Reasonably speaking, it is helpful in alleviating a rather disheartening atmosphere that often pervades the book. Despite the prevalent talk of ambition and prosperity during the era, A Northern Wind serves as a chilling reminder of disastrous social management, particularly in the replacement of sturdy Victorian houses with high-rise apartments. Kynaston mentions that even at that time, there were doubts about this modernist ideal, which focused on style and impact rather than the needs of potential tenants. There was also little to celebrate in education, where the ongoing inequality of the 11-plus exam, the unattractiveness of secondary schools, and the “barrier to democracy” presented by private schools kept British society in a state of ignorance. As Kynaston puts it, “ultimately, this was a matter of social class.” This was true even in the 1960s, a conservative era that was still bound by deference at one end of the class spectrum and complacency in its privileges at the other. The film Billy Liar (1963) is highlighted as a significant film of the time, a passionate response to the forces of northern “prejudice, intolerance, and prudishness”, with characters like Billy ultimately condemned to become just as inward-looking as their parents by rejecting opportunities to escape.

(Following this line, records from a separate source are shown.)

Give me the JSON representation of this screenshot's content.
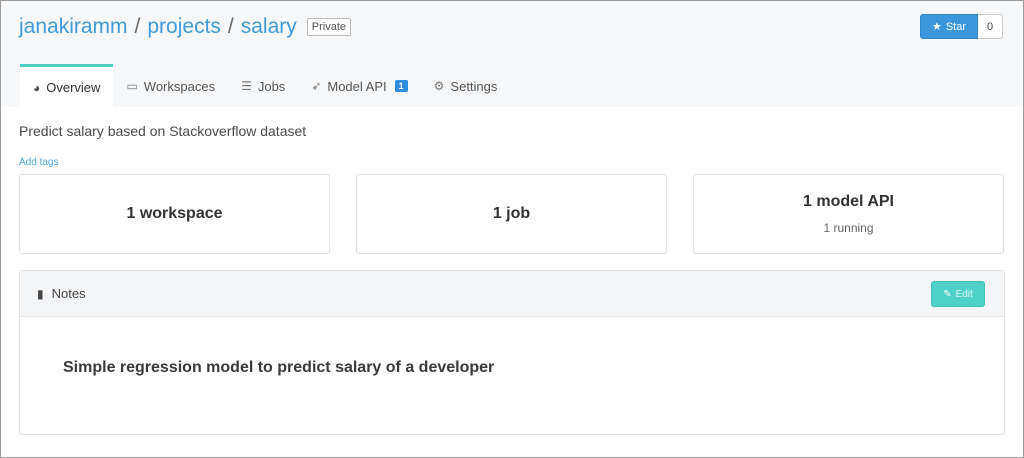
{
  "breadcrumb": {
    "owner": "janakiramm",
    "section": "projects",
    "project": "salary",
    "separator": "/",
    "visibility": "Private"
  },
  "star": {
    "label": "Star",
    "count": "0",
    "icon": "star-icon"
  },
  "tabs": [
    {
      "label": "Overview",
      "icon": "dashboard-icon",
      "active": true
    },
    {
      "label": "Workspaces",
      "icon": "laptop-icon"
    },
    {
      "label": "Jobs",
      "icon": "list-icon"
    },
    {
      "label": "Model API",
      "icon": "rocket-icon",
      "badge": "1"
    },
    {
      "label": "Settings",
      "icon": "gear-icon"
    }
  ],
  "description": "Predict salary based on Stackoverflow dataset",
  "add_tags": "Add tags",
  "cards": [
    {
      "title": "1 workspace"
    },
    {
      "title": "1 job"
    },
    {
      "title": "1 model API",
      "subtitle": "1 running"
    }
  ],
  "notes": {
    "title": "Notes",
    "edit_label": "Edit",
    "body": "Simple regression model to predict salary of a developer"
  },
  "colors": {
    "link": "#3f9bd9",
    "accent_teal": "#4fd0c9",
    "star_blue": "#3b96db"
  }
}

In the end, it is Billy’s girlfriend Liz (played by Julie Christie) who breaks free, serving as a rallying call for women, though it took a painfully long time for this message to catch on. However, there were some outliers who showed independence, such as Katharine Whitehorn’s bold columns in The Observer and novelists who accurately reflected society’s mood: “thank god those days are over when a woman’s existence is justified by marriage” (Margaret Drabble).

The book ends with two significant moments, one marking a beginning and the other marking an end. In 1964, Labour’s victory in the election was not as decisive as expected, with only a four-seat majority. This reflected the country’s reluctance towards change. The latter moment was the death of Churchill in January 1965 at the age of 90, which many saw as the end of an era. His funeral at St Paul’s Cathedral brought London to a halt and caused the nation to reflect. According to one journalist, it symbolized the end of Britain’s greatness, while another referred to it as a display of self-pity. An elderly diarist described it as sobering, but also noted that Britain has been declared dead before and has always managed to rise again. Kynaston’s writing style is characterized by his ability to present contrasting perspectives and find a way to reconcile them. He is known for his compassionate and unbiased portrayal of our history, making him the most qualified to continue telling this captivating national story.

This piece was revised on October 31, 2023. A previous edition stated that the report of Soviet ships approaching the US blockade around Cuba was on October 27, 1963, rather than 1962.

  • David Kynaston’s book, “A Northern Wind: Britain 1962-1965”, is available for purchase at Bloomsbury for £30. To help support the Guardian and Observer, you can order your copy at guardianbookshop.com. Additional delivery fees may apply.

Source: theguardian.com